“And we’ll evaluate what the situation is at that time. Hopefully we’ll have a signed agreement with China at that time, and then we’ll see. Whether that’s delayed for those purchases or whether some of those purchases are starting to happen.”
Farm Journal Washington correspondent Jim Wiesemeyer reported on the planned MFP payment, and says that this second installment will total $3.625 billion. A third installment totaling the same amount could go out in early 2020.
Right now it doesn’t appear to be possible to accelerate that third MFP payment, as the USDA is having cash flow problems of their own. MFP isn’t structured to help with disaster, it’s meant to deal with trade. They have a funding schedule that is difficult to disrupt, and it’s not likely that the third payment would be moved forward.
Farm Liquidity in Iowa on a Downtrend
Rod Swoboda of Wallaces Farmer says that without the Market Facilitation Program (MFP) payments, farm liquidity is on a downtrend- especially in Iowa. That’s been the case for the past several years, but a new survey conducted by the Iowa State University extension has confirmed that the percentage of farms with “vulnerable liquidity” is increasing- almost 13% since 2014. Results and analysis of the study is available in ISU’s October 2019 Ag Decision Maker Newsletter.
Head of the study, Alejandro Plastina, says that farm liquidity improved slightly in 2018, but that was due to MFP payments.

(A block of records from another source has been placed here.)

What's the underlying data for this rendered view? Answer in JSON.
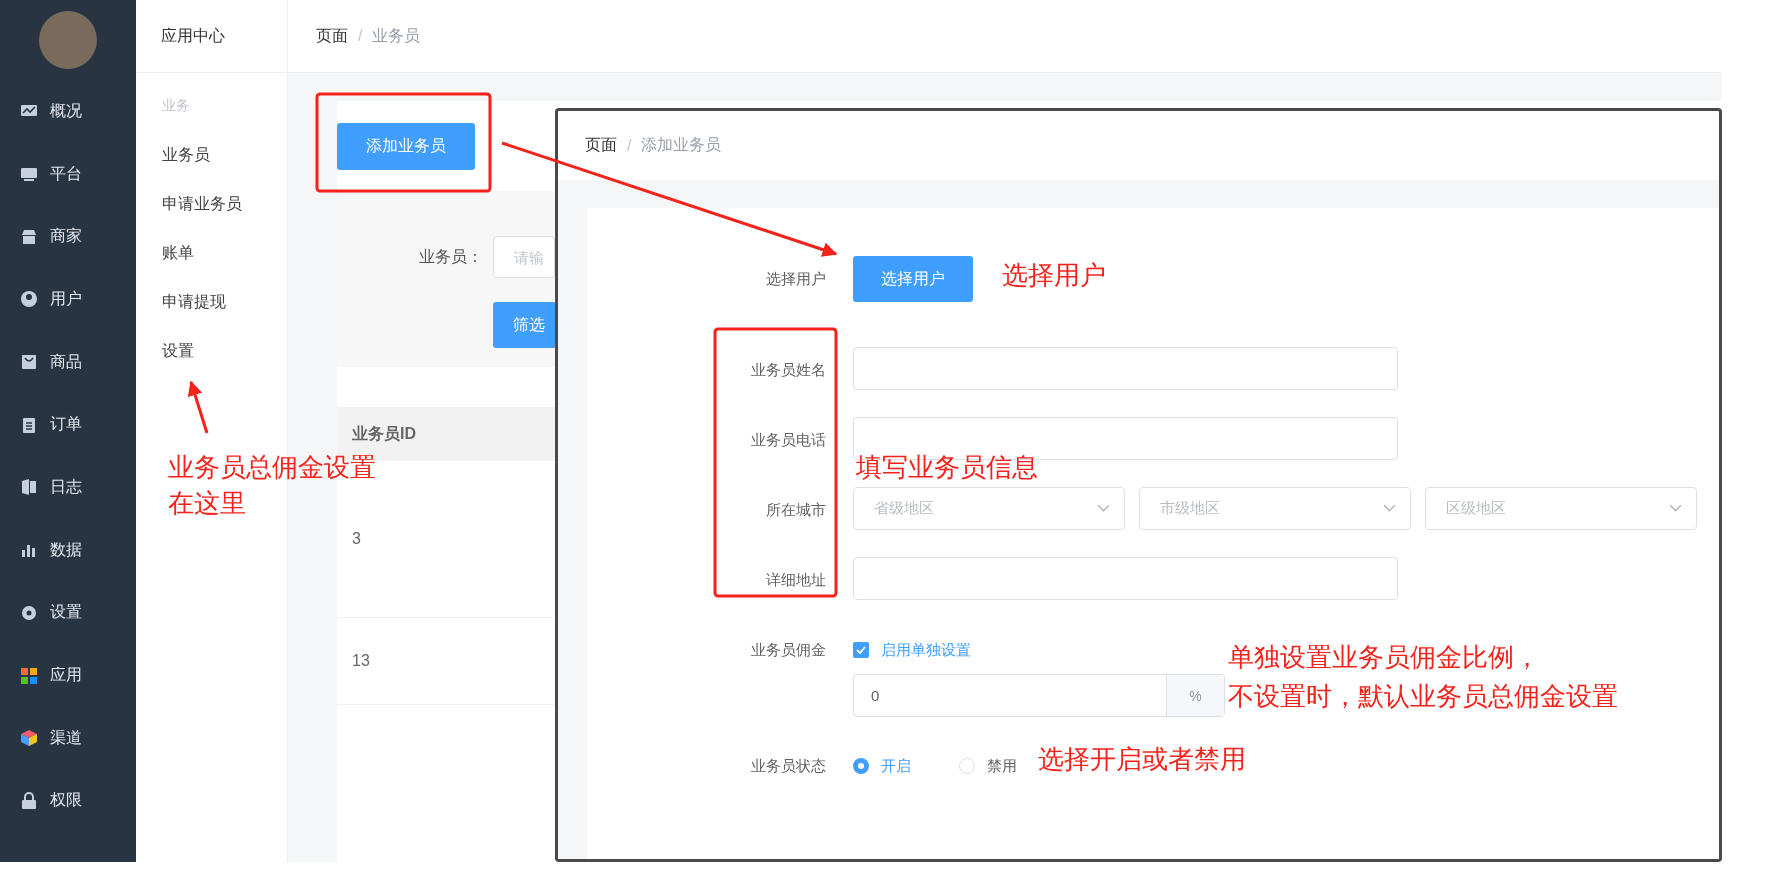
{
  "sidebar": {
    "items": [
      {
        "label": "概况"
      },
      {
        "label": "平台"
      },
      {
        "label": "商家"
      },
      {
        "label": "用户"
      },
      {
        "label": "商品"
      },
      {
        "label": "订单"
      },
      {
        "label": "日志"
      },
      {
        "label": "数据"
      },
      {
        "label": "设置"
      },
      {
        "label": "应用"
      },
      {
        "label": "渠道"
      },
      {
        "label": "权限"
      }
    ]
  },
  "app_panel": {
    "title": "应用中心",
    "section": "业务",
    "items": [
      "业务员",
      "申请业务员",
      "账单",
      "申请提现",
      "设置"
    ]
  },
  "breadcrumb": {
    "items": [
      "页面",
      "业务员"
    ],
    "separator": "/"
  },
  "add_button": "添加业务员",
  "filter": {
    "label": "业务员：",
    "placeholder": "请输",
    "button": "筛选"
  },
  "table": {
    "columns": [
      "业务员ID"
    ],
    "rows": [
      [
        "3"
      ],
      [
        "13"
      ]
    ]
  },
  "dialog": {
    "breadcrumb": {
      "items": [
        "页面",
        "添加业务员"
      ],
      "separator": "/"
    },
    "fields": [
      {
        "kind": "button",
        "label": "选择用户",
        "button": "选择用户"
      },
      {
        "kind": "text",
        "label": "业务员姓名"
      },
      {
        "kind": "text",
        "label": "业务员电话"
      },
      {
        "kind": "selects",
        "label": "所在城市",
        "placeholders": [
          "省级地区",
          "市级地区",
          "区级地区"
        ]
      },
      {
        "kind": "text",
        "label": "详细地址"
      },
      {
        "kind": "commission",
        "label": "业务员佣金",
        "checkbox": {
          "label": "启用单独设置",
          "checked": true
        },
        "value": "0",
        "unit": "%"
      },
      {
        "kind": "radio",
        "label": "业务员状态",
        "options": [
          {
            "label": "开启",
            "selected": true
          },
          {
            "label": "禁用",
            "selected": false
          }
        ]
      }
    ]
  },
  "annotations": [
    "业务员总佣金设置",
    "在这里",
    "选择用户",
    "填写业务员信息",
    "单独设置业务员佣金比例，",
    "不设置时，默认业务员总佣金设置",
    "选择开启或者禁用"
  ]
}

Long term, farm liquidity in Iowa has been in significant decline.
“While liquidity improved slightly in 2018 due mostly to the MFP payments, the cumulative loss in working capital since 2014 has averaged $189 per acre across the farms in my study,” Plastina says. And given the difficult growing season of this year, he expects 2019 financial numbers to be poor, as well.
“A massive number of delayed and prevented planting acres, low crop prices, reduced demand from biofuel refineries, and trade uncertainties in 2019 present a challenging liquidity scenario for farmers in Iowa,” Plastina notes. “A new round of MFP payments will certainly help mitigate liquidity gaps this year, but the question remains on the sustainability of these payments through time. How long can the federal government keep providing these payments?”
The longer the trade war with China lasts, the harder it’s getting for many farmers to get by. Farm liquidity, especially in Iowa is in decline, and this second installment of aid is welcome relief. Depending on what happens with regard to a trade deal, the third installment for trade relief may or may not be issued. If eligible farmers have applied, they can expect the next aid payment to arrive in late November or December.